↓
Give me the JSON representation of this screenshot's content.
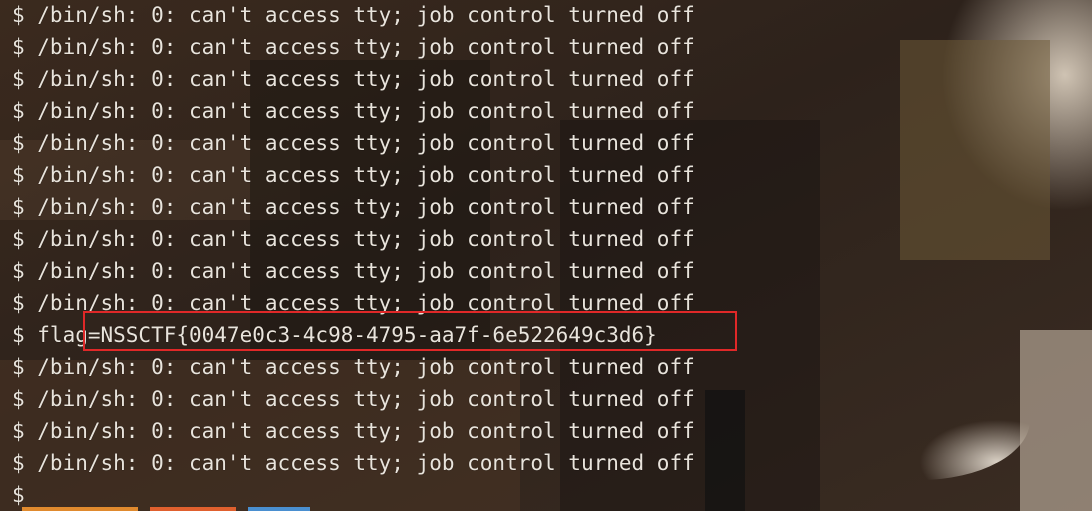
{
  "terminal": {
    "lines_before": [
      "$ /bin/sh: 0: can't access tty; job control turned off",
      "$ /bin/sh: 0: can't access tty; job control turned off",
      "$ /bin/sh: 0: can't access tty; job control turned off",
      "$ /bin/sh: 0: can't access tty; job control turned off",
      "$ /bin/sh: 0: can't access tty; job control turned off",
      "$ /bin/sh: 0: can't access tty; job control turned off",
      "$ /bin/sh: 0: can't access tty; job control turned off",
      "$ /bin/sh: 0: can't access tty; job control turned off",
      "$ /bin/sh: 0: can't access tty; job control turned off",
      "$ /bin/sh: 0: can't access tty; job control turned off"
    ],
    "flag_line": "$ flag=NSSCTF{0047e0c3-4c98-4795-aa7f-6e522649c3d6}",
    "lines_after": [
      "$ /bin/sh: 0: can't access tty; job control turned off",
      "$ /bin/sh: 0: can't access tty; job control turned off",
      "$ /bin/sh: 0: can't access tty; job control turned off",
      "$ /bin/sh: 0: can't access tty; job control turned off"
    ],
    "prompt": "$"
  },
  "colors": {
    "text": "#e9e4dc",
    "highlight_border": "#e02828"
  }
}
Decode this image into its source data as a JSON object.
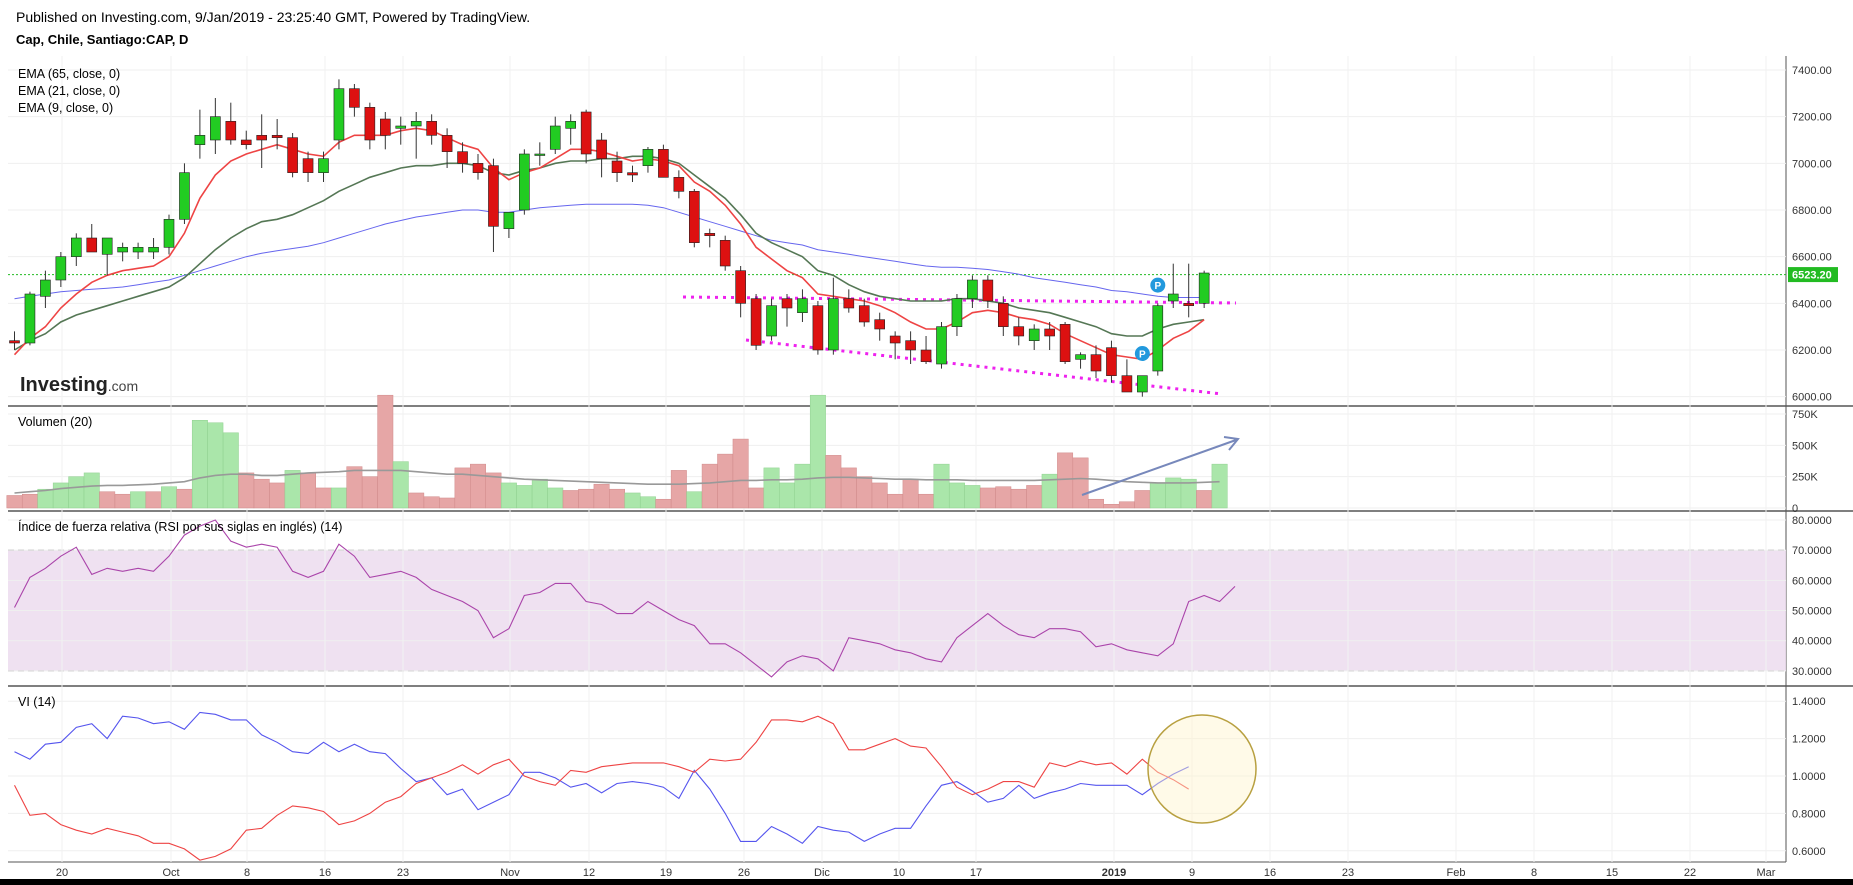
{
  "header": {
    "published": "Published on Investing.com, 9/Jan/2019 - 23:25:40 GMT, Powered by TradingView.",
    "symbol": "Cap, Chile, Santiago:CAP, D"
  },
  "logo": {
    "brand": "Investing",
    "suffix": ".com"
  },
  "colors": {
    "up": "#22cc22",
    "down": "#dd1111",
    "ema9": "#ee4444",
    "ema21": "#557755",
    "ema65": "#6666ee",
    "rsi": "#aa44aa",
    "vip": "#5555ee",
    "vim": "#ee4444",
    "trend": "#ee22ee",
    "marker": "#2299dd",
    "lastPrice": "#22bb22",
    "volUp": "#aae6aa",
    "volDown": "#e6a6a6",
    "volMa": "#999999",
    "arrow": "#7788bb",
    "circle": "#b8a040"
  },
  "chart_data": [
    {
      "type": "candlestick",
      "title": "Cap, Chile, Santiago:CAP, D",
      "legend": [
        "EMA (65, close, 0)",
        "EMA (21, close, 0)",
        "EMA (9, close, 0)"
      ],
      "yticks": [
        "7400.00",
        "7200.00",
        "7000.00",
        "6800.00",
        "6600.00",
        "6400.00",
        "6200.00",
        "6000.00"
      ],
      "ylim": [
        5960,
        7460
      ],
      "last_price_label": "6523.20",
      "last_price": 6523.2,
      "x_labels": [
        "20",
        "Oct",
        "8",
        "16",
        "23",
        "Nov",
        "12",
        "19",
        "26",
        "Dic",
        "10",
        "17",
        "2019",
        "9",
        "16",
        "23",
        "Feb",
        "8",
        "15",
        "22",
        "Mar"
      ],
      "candles": [
        [
          6240,
          6280,
          6200,
          6230
        ],
        [
          6230,
          6450,
          6220,
          6440
        ],
        [
          6430,
          6540,
          6380,
          6500
        ],
        [
          6500,
          6620,
          6470,
          6600
        ],
        [
          6600,
          6700,
          6560,
          6680
        ],
        [
          6680,
          6740,
          6620,
          6620
        ],
        [
          6610,
          6670,
          6520,
          6680
        ],
        [
          6620,
          6660,
          6580,
          6640
        ],
        [
          6620,
          6660,
          6590,
          6640
        ],
        [
          6620,
          6680,
          6590,
          6640
        ],
        [
          6640,
          6780,
          6610,
          6760
        ],
        [
          6760,
          7000,
          6740,
          6960
        ],
        [
          7080,
          7230,
          7020,
          7120
        ],
        [
          7100,
          7280,
          7040,
          7200
        ],
        [
          7180,
          7260,
          7080,
          7100
        ],
        [
          7100,
          7140,
          7060,
          7080
        ],
        [
          7120,
          7210,
          6980,
          7100
        ],
        [
          7120,
          7190,
          7060,
          7110
        ],
        [
          7110,
          7130,
          6940,
          6960
        ],
        [
          7020,
          7050,
          6920,
          6960
        ],
        [
          6960,
          7050,
          6920,
          7020
        ],
        [
          7100,
          7360,
          7060,
          7320
        ],
        [
          7320,
          7340,
          7200,
          7240
        ],
        [
          7240,
          7260,
          7060,
          7100
        ],
        [
          7190,
          7220,
          7060,
          7120
        ],
        [
          7150,
          7200,
          7080,
          7160
        ],
        [
          7160,
          7220,
          7020,
          7180
        ],
        [
          7180,
          7210,
          7080,
          7120
        ],
        [
          7120,
          7150,
          6980,
          7050
        ],
        [
          7050,
          7090,
          6960,
          7000
        ],
        [
          7000,
          7040,
          6930,
          6960
        ],
        [
          6990,
          7020,
          6620,
          6730
        ],
        [
          6720,
          6780,
          6680,
          6790
        ],
        [
          6800,
          7060,
          6780,
          7040
        ],
        [
          7040,
          7090,
          6990,
          7040
        ],
        [
          7060,
          7200,
          7040,
          7160
        ],
        [
          7150,
          7210,
          7080,
          7180
        ],
        [
          7220,
          7230,
          7000,
          7040
        ],
        [
          7100,
          7130,
          6940,
          7020
        ],
        [
          7010,
          7050,
          6920,
          6960
        ],
        [
          6960,
          6990,
          6920,
          6950
        ],
        [
          6990,
          7070,
          6960,
          7060
        ],
        [
          7060,
          7080,
          6940,
          6940
        ],
        [
          6940,
          6970,
          6850,
          6880
        ],
        [
          6880,
          6890,
          6640,
          6660
        ],
        [
          6700,
          6720,
          6640,
          6690
        ],
        [
          6670,
          6690,
          6540,
          6560
        ],
        [
          6540,
          6560,
          6340,
          6400
        ],
        [
          6420,
          6440,
          6200,
          6220
        ],
        [
          6260,
          6420,
          6240,
          6390
        ],
        [
          6420,
          6440,
          6300,
          6380
        ],
        [
          6360,
          6460,
          6320,
          6420
        ],
        [
          6390,
          6410,
          6180,
          6200
        ],
        [
          6200,
          6510,
          6180,
          6420
        ],
        [
          6420,
          6460,
          6360,
          6380
        ],
        [
          6390,
          6420,
          6300,
          6320
        ],
        [
          6330,
          6360,
          6240,
          6290
        ],
        [
          6260,
          6280,
          6160,
          6230
        ],
        [
          6240,
          6280,
          6140,
          6200
        ],
        [
          6200,
          6260,
          6140,
          6150
        ],
        [
          6140,
          6320,
          6120,
          6300
        ],
        [
          6300,
          6440,
          6260,
          6420
        ],
        [
          6420,
          6520,
          6380,
          6500
        ],
        [
          6500,
          6520,
          6380,
          6410
        ],
        [
          6400,
          6430,
          6260,
          6300
        ],
        [
          6300,
          6340,
          6220,
          6260
        ],
        [
          6240,
          6310,
          6200,
          6290
        ],
        [
          6290,
          6320,
          6200,
          6260
        ],
        [
          6310,
          6320,
          6140,
          6150
        ],
        [
          6160,
          6190,
          6120,
          6180
        ],
        [
          6180,
          6220,
          6080,
          6110
        ],
        [
          6210,
          6240,
          6060,
          6090
        ],
        [
          6090,
          6160,
          6050,
          6020
        ],
        [
          6020,
          6090,
          6000,
          6090
        ],
        [
          6110,
          6400,
          6090,
          6390
        ],
        [
          6410,
          6570,
          6380,
          6440
        ],
        [
          6400,
          6570,
          6340,
          6390
        ],
        [
          6400,
          6540,
          6380,
          6530
        ]
      ],
      "ema9": [
        6180,
        6250,
        6300,
        6380,
        6440,
        6490,
        6520,
        6540,
        6550,
        6560,
        6600,
        6700,
        6850,
        6950,
        7010,
        7040,
        7060,
        7080,
        7060,
        7040,
        7030,
        7090,
        7120,
        7120,
        7120,
        7140,
        7150,
        7140,
        7110,
        7080,
        7060,
        6980,
        6930,
        6960,
        6980,
        7020,
        7060,
        7060,
        7050,
        7030,
        7010,
        7020,
        7010,
        6990,
        6920,
        6880,
        6820,
        6740,
        6640,
        6590,
        6540,
        6510,
        6440,
        6430,
        6420,
        6410,
        6390,
        6360,
        6320,
        6290,
        6290,
        6320,
        6360,
        6370,
        6360,
        6340,
        6330,
        6310,
        6270,
        6240,
        6210,
        6180,
        6170,
        6160,
        6200,
        6250,
        6280,
        6330
      ],
      "ema21": [
        6200,
        6240,
        6270,
        6320,
        6350,
        6370,
        6390,
        6410,
        6430,
        6450,
        6470,
        6510,
        6570,
        6630,
        6680,
        6720,
        6750,
        6760,
        6780,
        6810,
        6840,
        6880,
        6910,
        6940,
        6960,
        6980,
        6990,
        6990,
        7000,
        7000,
        6990,
        6960,
        6950,
        6970,
        6980,
        7000,
        7010,
        7010,
        7020,
        7020,
        7030,
        7030,
        7020,
        7000,
        6950,
        6900,
        6850,
        6780,
        6700,
        6660,
        6630,
        6600,
        6540,
        6520,
        6480,
        6450,
        6430,
        6420,
        6410,
        6410,
        6410,
        6420,
        6420,
        6410,
        6400,
        6380,
        6370,
        6360,
        6340,
        6320,
        6300,
        6270,
        6260,
        6260,
        6290,
        6310,
        6320,
        6330
      ],
      "ema65": [
        6420,
        6430,
        6440,
        6450,
        6455,
        6460,
        6465,
        6470,
        6480,
        6490,
        6500,
        6520,
        6540,
        6560,
        6580,
        6600,
        6615,
        6625,
        6635,
        6645,
        6660,
        6680,
        6700,
        6720,
        6740,
        6755,
        6770,
        6780,
        6790,
        6800,
        6800,
        6790,
        6790,
        6800,
        6810,
        6815,
        6820,
        6825,
        6825,
        6825,
        6825,
        6820,
        6810,
        6790,
        6770,
        6750,
        6730,
        6710,
        6690,
        6670,
        6660,
        6650,
        6630,
        6620,
        6610,
        6600,
        6590,
        6580,
        6570,
        6560,
        6555,
        6555,
        6550,
        6545,
        6535,
        6525,
        6510,
        6500,
        6490,
        6480,
        6470,
        6455,
        6450,
        6440,
        6430,
        6425,
        6425,
        6425
      ],
      "markers": [
        {
          "label": "P",
          "bar": 73,
          "value": 6185
        },
        {
          "label": "P",
          "bar": 74,
          "value": 6478
        }
      ]
    },
    {
      "type": "bar",
      "title": "Volumen (20)",
      "yticks": [
        "750K",
        "500K",
        "250K",
        "0"
      ],
      "ylim": [
        0,
        750000
      ],
      "volume": [
        100000,
        110000,
        150000,
        200000,
        250000,
        280000,
        130000,
        110000,
        130000,
        130000,
        170000,
        150000,
        700000,
        680000,
        600000,
        280000,
        230000,
        200000,
        300000,
        280000,
        160000,
        160000,
        330000,
        250000,
        900000,
        370000,
        120000,
        90000,
        80000,
        320000,
        350000,
        280000,
        200000,
        180000,
        230000,
        160000,
        140000,
        150000,
        190000,
        150000,
        120000,
        90000,
        70000,
        300000,
        130000,
        350000,
        430000,
        550000,
        160000,
        320000,
        200000,
        350000,
        900000,
        420000,
        320000,
        250000,
        200000,
        110000,
        230000,
        110000,
        350000,
        200000,
        180000,
        160000,
        170000,
        150000,
        180000,
        270000,
        440000,
        400000,
        70000,
        30000,
        50000,
        140000,
        200000,
        240000,
        230000,
        140000,
        350000
      ],
      "vol_up": [
        false,
        false,
        true,
        true,
        true,
        true,
        false,
        false,
        true,
        false,
        true,
        false,
        true,
        true,
        true,
        false,
        false,
        false,
        true,
        false,
        false,
        true,
        false,
        false,
        false,
        true,
        false,
        false,
        false,
        false,
        false,
        false,
        true,
        true,
        true,
        true,
        false,
        false,
        false,
        false,
        true,
        true,
        false,
        false,
        true,
        false,
        false,
        false,
        false,
        true,
        true,
        true,
        true,
        false,
        false,
        false,
        false,
        false,
        false,
        false,
        true,
        true,
        true,
        false,
        false,
        false,
        false,
        true,
        false,
        false,
        false,
        false,
        false,
        false,
        true,
        true,
        true,
        false,
        true
      ],
      "vol_ma": [
        120000,
        130000,
        140000,
        155000,
        165000,
        175000,
        180000,
        180000,
        185000,
        190000,
        200000,
        210000,
        240000,
        260000,
        270000,
        270000,
        260000,
        260000,
        270000,
        280000,
        285000,
        290000,
        300000,
        300000,
        300000,
        300000,
        290000,
        280000,
        270000,
        270000,
        260000,
        250000,
        240000,
        230000,
        225000,
        220000,
        215000,
        210000,
        205000,
        200000,
        195000,
        190000,
        190000,
        190000,
        195000,
        200000,
        210000,
        220000,
        220000,
        225000,
        225000,
        230000,
        240000,
        245000,
        245000,
        240000,
        235000,
        230000,
        230000,
        225000,
        225000,
        225000,
        220000,
        220000,
        220000,
        220000,
        220000,
        225000,
        230000,
        235000,
        230000,
        220000,
        210000,
        205000,
        200000,
        200000,
        200000,
        205000,
        210000
      ]
    },
    {
      "type": "line",
      "title": "Índice de fuerza relativa (RSI por sus siglas en inglés) (14)",
      "yticks": [
        "80.0000",
        "70.0000",
        "60.0000",
        "50.0000",
        "40.0000",
        "30.0000"
      ],
      "ylim": [
        25,
        82
      ],
      "band": [
        30,
        70
      ],
      "rsi": [
        51,
        61,
        64,
        68,
        71,
        62,
        64,
        63,
        64,
        63,
        68,
        75,
        78,
        80,
        73,
        71,
        72,
        71,
        63,
        61,
        63,
        72,
        68,
        61,
        62,
        63,
        61,
        57,
        55,
        53,
        50,
        41,
        44,
        55,
        56,
        59,
        59,
        53,
        52,
        49,
        49,
        53,
        50,
        47,
        45,
        39,
        39,
        36,
        32,
        28,
        33,
        35,
        34,
        30,
        41,
        40,
        39,
        37,
        36,
        34,
        33,
        41,
        45,
        49,
        45,
        42,
        41,
        44,
        44,
        43,
        38,
        39,
        37,
        36,
        35,
        39,
        53,
        55,
        53,
        58
      ]
    },
    {
      "type": "line",
      "title": "VI (14)",
      "yticks": [
        "1.4000",
        "1.2000",
        "1.0000",
        "0.8000",
        "0.6000"
      ],
      "ylim": [
        0.54,
        1.46
      ],
      "vi_plus": [
        1.13,
        1.09,
        1.17,
        1.18,
        1.26,
        1.28,
        1.2,
        1.32,
        1.31,
        1.28,
        1.29,
        1.25,
        1.34,
        1.33,
        1.3,
        1.3,
        1.22,
        1.18,
        1.13,
        1.12,
        1.18,
        1.13,
        1.17,
        1.13,
        1.12,
        1.04,
        0.97,
        0.99,
        0.9,
        0.93,
        0.82,
        0.86,
        0.9,
        1.02,
        1.02,
        0.99,
        0.94,
        0.96,
        0.91,
        0.96,
        0.97,
        0.96,
        0.94,
        0.88,
        1.03,
        0.93,
        0.8,
        0.65,
        0.65,
        0.73,
        0.69,
        0.64,
        0.73,
        0.71,
        0.7,
        0.65,
        0.69,
        0.72,
        0.72,
        0.84,
        0.95,
        0.97,
        0.92,
        0.86,
        0.88,
        0.95,
        0.88,
        0.91,
        0.93,
        0.96,
        0.95,
        0.95,
        0.95,
        0.9,
        0.96,
        1.01,
        1.05
      ],
      "vi_minus": [
        0.95,
        0.79,
        0.8,
        0.74,
        0.71,
        0.69,
        0.72,
        0.7,
        0.68,
        0.64,
        0.64,
        0.61,
        0.55,
        0.57,
        0.61,
        0.71,
        0.72,
        0.79,
        0.84,
        0.83,
        0.81,
        0.74,
        0.76,
        0.8,
        0.86,
        0.89,
        0.96,
        0.99,
        1.02,
        1.06,
        1.01,
        1.06,
        1.09,
        1.0,
        0.97,
        0.95,
        1.03,
        1.02,
        1.05,
        1.06,
        1.07,
        1.07,
        1.07,
        1.05,
        1.02,
        1.09,
        1.08,
        1.09,
        1.18,
        1.3,
        1.3,
        1.29,
        1.32,
        1.28,
        1.14,
        1.14,
        1.17,
        1.2,
        1.16,
        1.15,
        1.05,
        0.94,
        0.9,
        0.93,
        0.97,
        0.97,
        0.94,
        1.07,
        1.05,
        1.08,
        1.06,
        1.07,
        1.01,
        1.09,
        1.02,
        0.98,
        0.93
      ]
    }
  ]
}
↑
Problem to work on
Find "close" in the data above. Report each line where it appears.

Task output
        "EMA (65, close, 0)",
        "EMA (21, close, 0)",
        "EMA (9, close, 0)"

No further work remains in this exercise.